Before I arrive at the dollar value I assign your jewelry, we’ll clearly define the intended use of your fine jewelry appraisal. Insurance replacement? Dissolution of marriage? Equitable division? We will clarify the type and definition of value appropriate for your appraisal and the proper market level to research. I may need to find antique earring “comps” or consult The Guide and The Rapaport Diamond Report which are regularly published price guides, comparable to The Kelley Blue Book for cars, with comprehensive price charts reflecting current market conditions, based on carat weight, color, shape, clarity, and proportion grade. Additional market research includes experts in specific jewelry niches, estate or tax law, and other sources. Antique pieces, watches, unusual gems, and other specialty pieces usually require additional research and time.
Appraisals can be performed for a number of functions including dispute, estate dissolution, resale, damage evaluation, donation value, and so on. I am increasingly called to provide confirmation of purchase: does this item match the its seller’s description? A different approach may be needed in these cases to satisfy legal requirements. This may take more time and research as well.
Determining what your jewelry is worth is not merely writing a receipt. I determine first, in detail, exactly what your jewelry is. I then evaluate it in relation to the current and appropriate market. Only then can I create an accurate and explicit document describing your jewelry, which is the crux of the work you are paying me to do. An appraisal document signed by an independent (I work for myself and I do not buy or sell jewelry, diamonds, gemstones or gold) Graduate Gemologist is vital in the event of an insurance claim, purchase dispute, etc. In addition to providing appropriate insurance documentation, the appraisal should result in peace of mind for you regarding your purchase – or your sale.
An appraisal substantiates the bottom-line, or dollar-value, that it assigns.
The portfolio I give you includes basic information explaining the scope of work done in the appraisal and what it means. It includes a list of questions you should ask your insurance provider so that you understand how a loss may be covered. My credentials are also included so that both you and your insurance company know that your documents were prepared professionally.

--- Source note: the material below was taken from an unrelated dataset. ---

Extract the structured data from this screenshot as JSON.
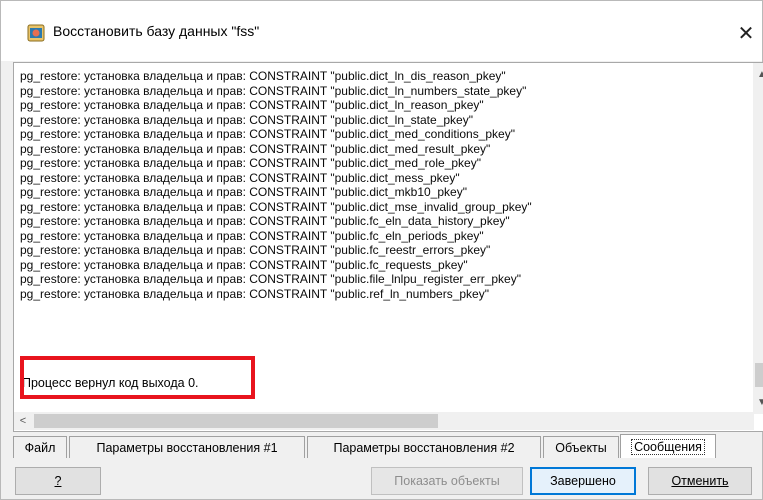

I think you will be very pleased with the appraisals I am going to produce for you.
Susan Schwartz, GG (GIA)